For readers of a certain age the title above will bring to mind an angst-ridden song made famous by Nazareth in the ‘80s. But what follows is not so much about love as about sex, which is the physical expression of romantic love. Usually when people use the word ‘sex’ they are talking about penetrative sexual intercourse. This is actually a very narrow (and heterosexist) view of what sex is. But more about that later.
So to sex. (And the discussion which follows is largely limited to female sexual pain and heterosexual relationships). In an ideal world, sex is enjoyable, and so memories of past experiences of sex are pleasurable and positive. Thus when a person thinks about sex, pleasurable memories and expectations are brought to mind. This person will anticipate sex as they might a mouth-watering meal; they expect to experience pleasure.

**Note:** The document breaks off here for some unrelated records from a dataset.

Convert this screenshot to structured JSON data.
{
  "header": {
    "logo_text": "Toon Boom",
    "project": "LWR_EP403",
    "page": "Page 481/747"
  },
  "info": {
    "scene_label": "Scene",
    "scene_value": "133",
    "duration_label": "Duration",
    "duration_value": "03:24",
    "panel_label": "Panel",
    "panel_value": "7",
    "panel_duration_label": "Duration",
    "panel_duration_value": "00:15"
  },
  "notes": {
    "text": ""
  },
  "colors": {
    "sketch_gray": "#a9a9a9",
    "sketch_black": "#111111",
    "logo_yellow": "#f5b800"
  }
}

But what if sex hurts? What if the person’s expectation is of pain rather than pleasure? Unfortunately this is the reality for many people. More commonly women, but men can also experience pain during sexual intercourse. The information that follows is more applicable to the issue of female sexual pain, although many of the comments are also relevant to men.

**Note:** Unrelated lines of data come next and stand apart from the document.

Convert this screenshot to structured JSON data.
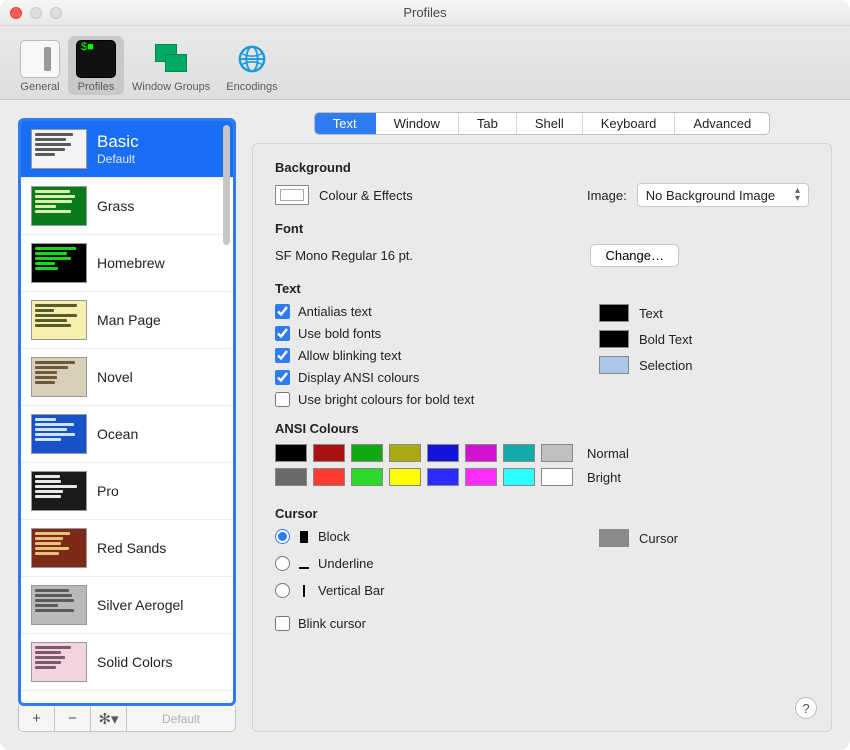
{
  "window": {
    "title": "Profiles"
  },
  "toolbar": {
    "items": [
      {
        "label": "General"
      },
      {
        "label": "Profiles"
      },
      {
        "label": "Window Groups"
      },
      {
        "label": "Encodings"
      }
    ],
    "active_index": 1
  },
  "sidebar": {
    "footer_default_label": "Default",
    "profiles": [
      {
        "name": "Basic",
        "subtitle": "Default",
        "bg": "#f4f4f4",
        "line": "#5a5a5a",
        "selected": true
      },
      {
        "name": "Grass",
        "bg": "#0a7a1f",
        "line": "#d8f0a8"
      },
      {
        "name": "Homebrew",
        "bg": "#000000",
        "line": "#17d817"
      },
      {
        "name": "Man Page",
        "bg": "#f6efb0",
        "line": "#5a5a2d"
      },
      {
        "name": "Novel",
        "bg": "#d9cfb8",
        "line": "#6a5a3a"
      },
      {
        "name": "Ocean",
        "bg": "#1752c8",
        "line": "#cfe3ff"
      },
      {
        "name": "Pro",
        "bg": "#1a1a1a",
        "line": "#e8e8e8"
      },
      {
        "name": "Red Sands",
        "bg": "#7c2b18",
        "line": "#e8c27c"
      },
      {
        "name": "Silver Aerogel",
        "bg": "#b9b9b9",
        "line": "#5a5a5a"
      },
      {
        "name": "Solid Colors",
        "bg": "#f3d3e0",
        "line": "#7c5a6a"
      }
    ]
  },
  "tabs": {
    "items": [
      "Text",
      "Window",
      "Tab",
      "Shell",
      "Keyboard",
      "Advanced"
    ],
    "active_index": 0
  },
  "sections": {
    "background": {
      "heading": "Background",
      "colour_effects_label": "Colour & Effects",
      "image_label": "Image:",
      "image_value": "No Background Image"
    },
    "font": {
      "heading": "Font",
      "value": "SF Mono Regular 16 pt.",
      "change_label": "Change…"
    },
    "text": {
      "heading": "Text",
      "checks": [
        {
          "label": "Antialias text",
          "checked": true
        },
        {
          "label": "Use bold fonts",
          "checked": true
        },
        {
          "label": "Allow blinking text",
          "checked": true
        },
        {
          "label": "Display ANSI colours",
          "checked": true
        },
        {
          "label": "Use bright colours for bold text",
          "checked": false
        }
      ],
      "swatches": [
        {
          "label": "Text",
          "color": "#000000"
        },
        {
          "label": "Bold Text",
          "color": "#000000"
        },
        {
          "label": "Selection",
          "color": "#a9c7e8"
        }
      ]
    },
    "ansi": {
      "heading": "ANSI Colours",
      "normal_label": "Normal",
      "bright_label": "Bright",
      "normal": [
        "#000000",
        "#aa1212",
        "#12a912",
        "#a9a912",
        "#1212d8",
        "#d212d2",
        "#12a9a9",
        "#bfbfbf"
      ],
      "bright": [
        "#6a6a6a",
        "#ff3b30",
        "#2bd82b",
        "#ffff00",
        "#2b2bff",
        "#ff2bff",
        "#2bffff",
        "#ffffff"
      ]
    },
    "cursor": {
      "heading": "Cursor",
      "options": [
        {
          "label": "Block",
          "selected": true
        },
        {
          "label": "Underline",
          "selected": false
        },
        {
          "label": "Vertical Bar",
          "selected": false
        }
      ],
      "blink_label": "Blink cursor",
      "blink_checked": false,
      "swatch_label": "Cursor",
      "swatch_color": "#8a8a8a"
    }
  }
}
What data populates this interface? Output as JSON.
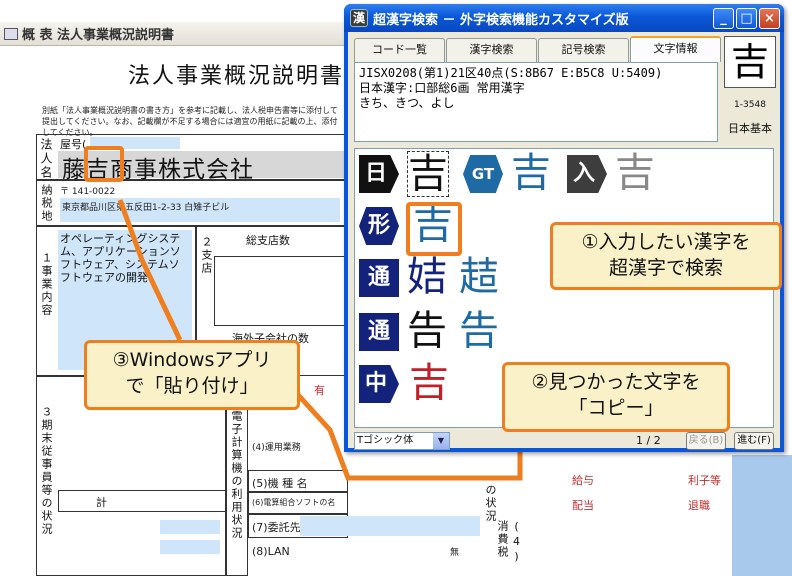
{
  "background_window": {
    "title": "概 表 法人事業概況説明書",
    "form_title": "法人事業概況説明書",
    "note": "別紙「法人事業概況説明書の書き方」を参考に記載し、法人税申告書等に添付して提出してください。なお、記載欄が不足する場合には適宜の用紙に記載の上、添付してください。",
    "label_houjin": "法人名",
    "label_yago": "屋号(",
    "company_name": "藤吉商事株式会社",
    "label_nozeichi": "納税地",
    "postal": "〒 141-0022",
    "address": "東京都品川区東五反田1-2-33 白雉子ビル",
    "label_jigyo": "１事業内容",
    "business": "オペレーティングシステム、アプリケーションソフトウェア、システムソフトウェアの開発",
    "label_shiten": "２支店",
    "label_sou": "総支店数",
    "label_kaigai": "海外子会社の数",
    "label_kimatsu": "３期末従事員等の状況",
    "label_kei": "計",
    "label_denshi": "電子計算機の利用状況",
    "row_kishu": "(5)機 種 名",
    "row_soft": "(6)電算組合ソフトの名",
    "row_itaku": "(7)委託先",
    "row_lan": "(8)LAN",
    "row_unyo": "(4)運用業務",
    "label_jokyo": "の状況",
    "label_shohi": "(4)消費税",
    "label_kyuyo": "給与",
    "label_haito": "配当",
    "label_rishi": "利子等",
    "label_taishoku": "退職",
    "label_mu": "無",
    "label_yu": "有"
  },
  "app": {
    "title": "超漢字検索 － 外字検索機能カスタマイズ版",
    "icon_label": "漢",
    "tabs": [
      "コード一覧",
      "漢字検索",
      "記号検索",
      "文字情報"
    ],
    "active_tab": 3,
    "info_lines": [
      "JISX0208(第1)21区40点(S:8B67 E:B5C8 U:5409)",
      "日本漢字:口部総6画 常用漢字",
      "きち、きつ、よし"
    ],
    "big_kanji": "吉",
    "kanji_code": "1-3548",
    "kanji_base": "日本基本",
    "results": [
      {
        "badge": "日",
        "glyph": "吉"
      },
      {
        "badge": "GT",
        "glyph": "吉"
      },
      {
        "badge": "入",
        "glyph": "吉"
      },
      {
        "badge": "形",
        "glyph": "吉"
      },
      {
        "badge": "通",
        "glyph": "姞"
      },
      {
        "glyph": "趌"
      },
      {
        "badge": "通",
        "glyph": "告"
      },
      {
        "glyph": "告"
      },
      {
        "badge": "中",
        "glyph": "吉"
      }
    ],
    "font_select": "Tゴシック体",
    "page_indicator": "1 / 2",
    "back_button": "戻る(B)",
    "next_button": "進む(F)",
    "colors": {
      "titlebar": "#0a58d8",
      "accent_orange": "#ef7e1e",
      "blue_glyph": "#1d6aa5",
      "red_glyph": "#c0202a",
      "navy_badge": "#13227a"
    }
  },
  "callouts": {
    "step1": "①入力したい漢字を\n超漢字で検索",
    "step2": "②見つかった文字を\n「コピー」",
    "step3": "③Windowsアプリ\nで「貼り付け」"
  }
}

When pain, rather than pleasure, is anticipated, the person’s emotional response is obviously very different. The expectation of pain creates anxiety, and the natural physical response is to tense up. This can become a self-fulfilling prophecy, as being very physically tense will increase the chance that sex will be painful. This is especially true for women, as to allow comfortable penetration of the vagina by their partner’s penis, the muscles at the entrance of the vagina need to be relaxed.
When considering sexual pain, it is useful to separate the cause of the pain, from the factors that are maintaining the pain. The causes of female sexual pain can be due to both physical and psychological factors. Some of the common physical causes are skin conditions that cause pain and inflammation of the vulva (the area around the entrance to the vagina). Conditions such as endometriosis can lead to deeper pain within the vagina during penetration. Hormonal factors, particularly around menopause, can also be a factor. Very tense pelvic floor muscles are also a common cause of pain during sex.
In terms of psychological factors which cause sexual pain, the most obvious is a history of negative sexual experiences such as sexual abuse. Other possible causes are relationship problems, anxiety, stress, and depression. Negative attitudes about sex can also lead to sexual pain problems.
So there are a number of potential physical and psychological causes of sexual pain. However once the pain problem persists and becomes chronic, psychological factors are always part of the maintenance of the problem. Thus a psychologist or sex therapist experienced in working with sexual pain can help with addressing the avoidance, and negative thoughts and expectations that inevitably develop when sex hurts over and over again. Psychological treatment will also involve a broadening of the definition of sex to include sensuality and non-penetrative ‘outercourse’, with a focus on pleasure from various sources apart from penetrative intercourse. This will take the pressure off sex, and allow physical intimacy to be restored.
If you are experiencing pain during sex, you should also consult your doctor and seek a specialist opinion from a gynaecologist, as accurate diagnosis of the issue will allow you access to the most appropriate treatments from the large range available. Other health professionals that may be useful include a physiotherapist who specializes in pelvic pain problems, and a dietician, who will be able to suggest dietary changes that can reduce inflammatory problems.
So, although deeply personal, sexual pain is not untreatable. There is a great deal that can be done to reduce suffering and improve physical intimacy. Seek help if LOVE HURTS for you.